When the twins left Scarlett standing on the porch of Tara and the last sound of flying hooves had died away, she went back to her chair like a sleepwalker.
Her face felt stiff as from pain and her mouth actually hurt from having stretched it, unwillingly, in smiles to prevent the twins from learning her secret.
She sat down wearily, tucking one foot under her, and her heart swelled up with misery, until it felt too large for her bosom.
It beat with odd little jerks; her hands were cold, and a feeling of disaster oppressed her.

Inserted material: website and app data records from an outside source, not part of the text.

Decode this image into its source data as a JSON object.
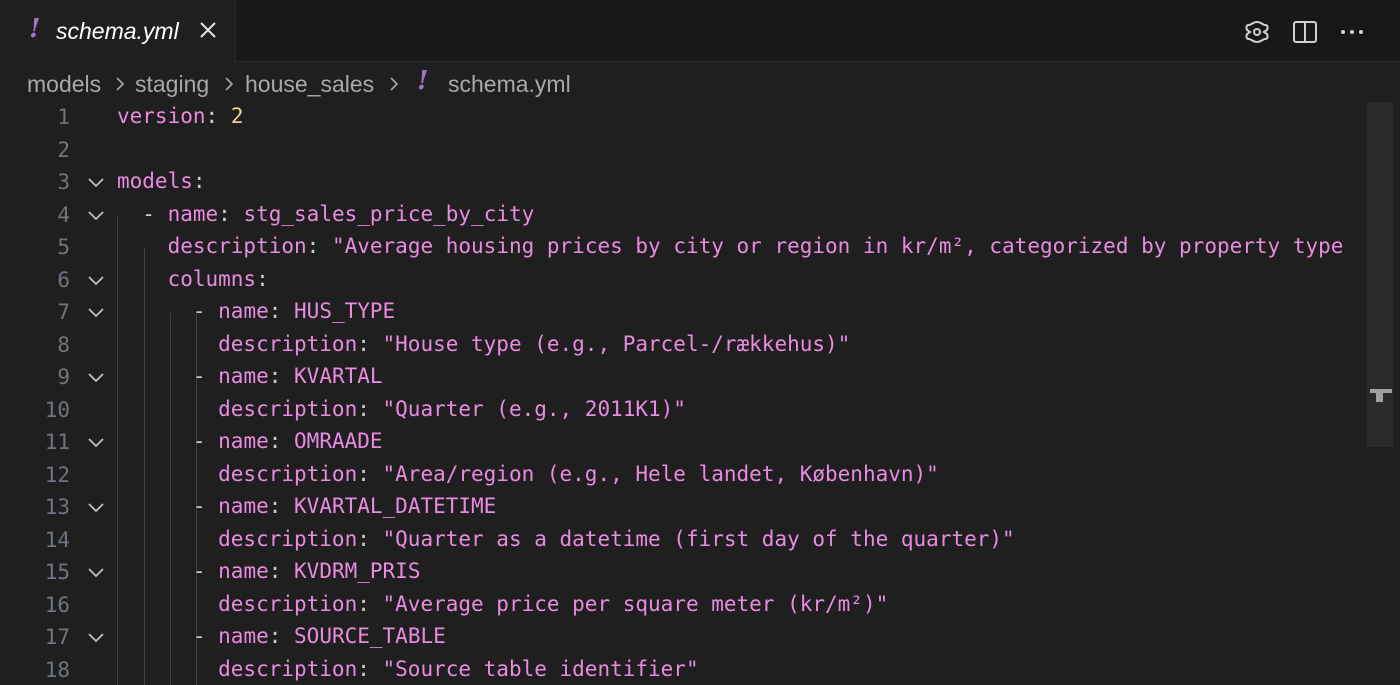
{
  "tab": {
    "title": "schema.yml",
    "icon": "yaml-file-icon"
  },
  "breadcrumb": {
    "items": [
      "models",
      "staging",
      "house_sales",
      "schema.yml"
    ]
  },
  "editor": {
    "lines": [
      {
        "num": "1",
        "text": "version: 2"
      },
      {
        "num": "2",
        "text": ""
      },
      {
        "num": "3",
        "text": "models:"
      },
      {
        "num": "4",
        "text": "  - name: stg_sales_price_by_city"
      },
      {
        "num": "5",
        "text": "    description: \"Average housing prices by city or region in kr/m², categorized by property type"
      },
      {
        "num": "6",
        "text": "    columns:"
      },
      {
        "num": "7",
        "text": "      - name: HUS_TYPE"
      },
      {
        "num": "8",
        "text": "        description: \"House type (e.g., Parcel-/rækkehus)\""
      },
      {
        "num": "9",
        "text": "      - name: KVARTAL"
      },
      {
        "num": "10",
        "text": "        description: \"Quarter (e.g., 2011K1)\""
      },
      {
        "num": "11",
        "text": "      - name: OMRAADE"
      },
      {
        "num": "12",
        "text": "        description: \"Area/region (e.g., Hele landet, København)\""
      },
      {
        "num": "13",
        "text": "      - name: KVARTAL_DATETIME"
      },
      {
        "num": "14",
        "text": "        description: \"Quarter as a datetime (first day of the quarter)\""
      },
      {
        "num": "15",
        "text": "      - name: KVDRM_PRIS"
      },
      {
        "num": "16",
        "text": "        description: \"Average price per square meter (kr/m²)\""
      },
      {
        "num": "17",
        "text": "      - name: SOURCE_TABLE"
      },
      {
        "num": "18",
        "text": "        description: \"Source table identifier\""
      }
    ]
  },
  "colors": {
    "key": "#e98be1",
    "number": "#ecd196",
    "punctuation": "#cccccc",
    "yaml_icon": "#a074c4"
  }
}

There was pain and bewilderment in her face, the bewilderment of a pampered child who has always had her own way for the asking and who now, for the first time, was in contact with the unpleasantness of life.
Ashley to marry Melanie Hamilton!

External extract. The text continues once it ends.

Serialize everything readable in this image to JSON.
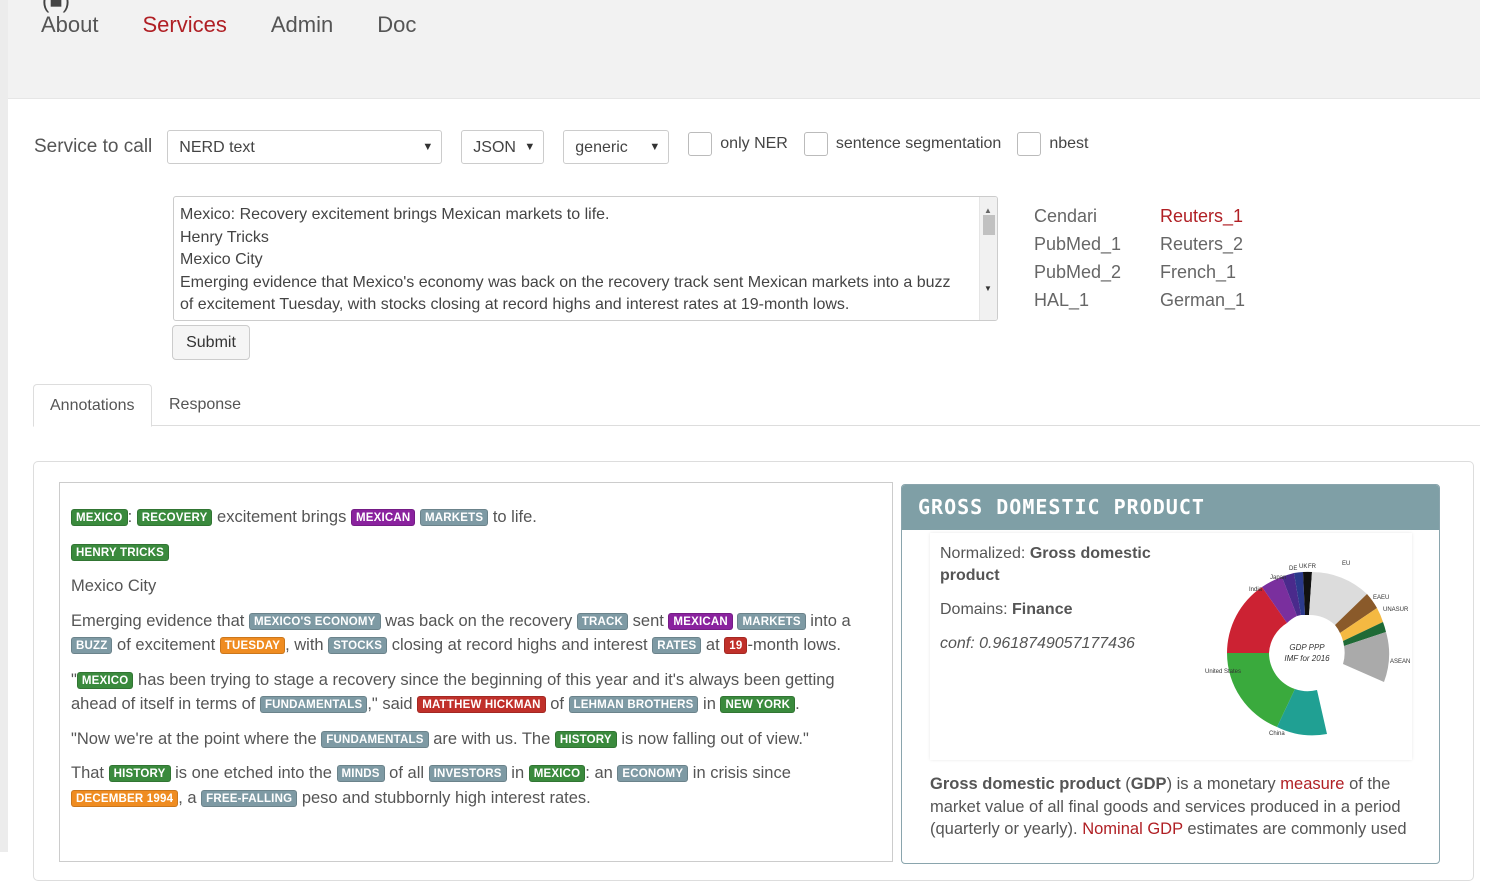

Oh, it couldn't be true! The twins were mistaken. They were playing one of their cruel jokes on her. Ashley couldn't be in love with her. Nobody could, not with a mousy little person like Melanie.
Scarlett recalled with contempt Melanie's thin childish figure, her serious heart-shaped face that was plain almost to homeliness. And Ashley couldn't have seen her in months.
He hadn't been in Atlanta more than twice since the house party he gave last year at Twelve Oaks.
No, Ashley couldn't be in love with Melanie, because--oh, she couldn't be mistaken!--because he was in love with her! She, Scarlett, was the one he loved--she knew it!
Scarlett heard Mammy's lumbering tread shaking the floor of the hall and she hastily untucked her foot and tried to rearrange her face in more placid lines. It would not do for Mammy to suspect that anything was wrong.
Mammy felt that she owned the O'Hara's, body and soul, that their secrets were her secrets; and even a hint of a mystery was enough to set her upon the trail as relentlessly as a bloodhound.
Scarlett knew from experience that, if Mammy's curiosity were not immediately satisfied, she would take up the matter with Ellen, and then Scarlett would be forced to reveal everything to her mother, or think up some plausible lie.
Mammy emerged from the hall, a huge old woman with the small, shrewd eyes of an elephant. She was shining black, pure African, devoted to her last drop of blood to the O'Hara's, Ellen's mainstay, the despair of her three daughters, the terror of the other house servants.
Mammy was black, but her code of conduct and her sense of pride were was high as or higher than those of her owners. She had been raised in the bedroom of Solange Robillard, Ellen O'Hara's mother, a dainty, cold, high-nosed Frenchwoman, who spared neither her children nor her servants their just punishment for any infringement of decorum.
She had been Ellen's mammy and had come with her from Savannah to the up-country when she married.